However, EV technology is bound to improve, and that could translate to more affordable EVs down the road. And to make EVs more affordable, the Singapore government has recently introduced incentives to decrease the cost differential between EVs and ICEs. In his budget speech on 16 Feb 2021, Finance Minister Heng Swee Keat revealed new measures to lower the Additional Registration Fee (ARF) floor from S$5,000 to zero for EVs from January 2022–December 2023. This move will allow EV buyers to maximise the rebates from the Electric Vehicle Early Adoption Incentive (EEAI), which spells savings of up to S$45,000! There are also plans to revise road tax bands to make road taxes for EVs more comparable to ICEs; details for this will be revealed further down the road.

The practical concern of a typical driver would be availability, accessibility and time.

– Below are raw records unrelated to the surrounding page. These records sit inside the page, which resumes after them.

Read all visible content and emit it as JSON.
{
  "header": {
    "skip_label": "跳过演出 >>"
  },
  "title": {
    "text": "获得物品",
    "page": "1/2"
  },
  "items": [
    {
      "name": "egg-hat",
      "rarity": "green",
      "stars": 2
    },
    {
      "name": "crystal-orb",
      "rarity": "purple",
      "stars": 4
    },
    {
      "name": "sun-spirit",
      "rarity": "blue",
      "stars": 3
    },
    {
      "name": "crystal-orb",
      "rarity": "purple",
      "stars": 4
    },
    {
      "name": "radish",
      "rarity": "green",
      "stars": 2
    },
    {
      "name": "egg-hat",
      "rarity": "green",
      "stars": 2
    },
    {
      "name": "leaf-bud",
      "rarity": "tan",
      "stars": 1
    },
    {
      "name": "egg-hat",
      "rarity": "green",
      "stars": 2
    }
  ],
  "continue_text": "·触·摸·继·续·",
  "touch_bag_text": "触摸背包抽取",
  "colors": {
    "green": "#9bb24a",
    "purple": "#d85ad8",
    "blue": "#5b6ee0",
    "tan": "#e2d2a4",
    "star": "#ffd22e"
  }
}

Finding an available charging station easily and having to wait for less than an hour to charge up would be real plus points for conversion to EVs. Presently, there are fewer than 2,000 public EV charging stations in Singapore, and only a minority have the 50kW DC fast chargers that can charge an EV car from 0–80% in about half an hour. This is not adequate to sustain an expected growth in EV car ownership, and is a real concern for would-be EV owners. Congestion issues, especially during peak periods, could be a real problem if there aren’t enough fast charging stations to cope with the demand, so that’s another area to look into.

The good news is that the EV charging infrastructure here is set to expand; the number of charging stations at public car parks and private premises is expected to reach 60,000 by 2030. As announced in Mr Heng’s budget speech, the authorities will also allocate S$30 million over the next five years for EV-related initiatives, such as improving charging provision at private premises.

There are sure to be teething issues along the way; with such a demanding timeline, most consumers are likely to adopt a wait-and-see approach before committing to an EV. ICE car owners already enjoy a healthy network of refuelling stations, and planning a similarly dependable network of charging points for EV owners will present a real challenge, working from the ground up.

With EVs being relatively new to buyers here, there are bound to be concerns. Motorists will want to know how far an EV can be driven before it runs out of power, and whether the battery is reliable or even safe to use. News coverage of negative events — such as a spike in EVs running out of charge on UK roads, and a China-made Tesla Model 3 exploding in a residential parking garage in Shanghai — is not helping the EV cause, either.

Putting things in perspective, unless you are driving in Malaysia, chances of you running out of juice is highly unlikely. Most drivers here commute to and from work and go on weekend outings, so there aren’t many road stretches here that are deserted enough for a driver to be stranded on. As for battery safety, if companies such as Tesla can still be flagged for possible design flaws or quality issues, we have to ensure that strict regulations are in place so that safety is never compromised.

If the concerns and issues of the car buyer are ironed out, we may see even more folks getting on board the EV revolution. Changing mindsets is not an easy task and will surely take time, but the signs are encouraging!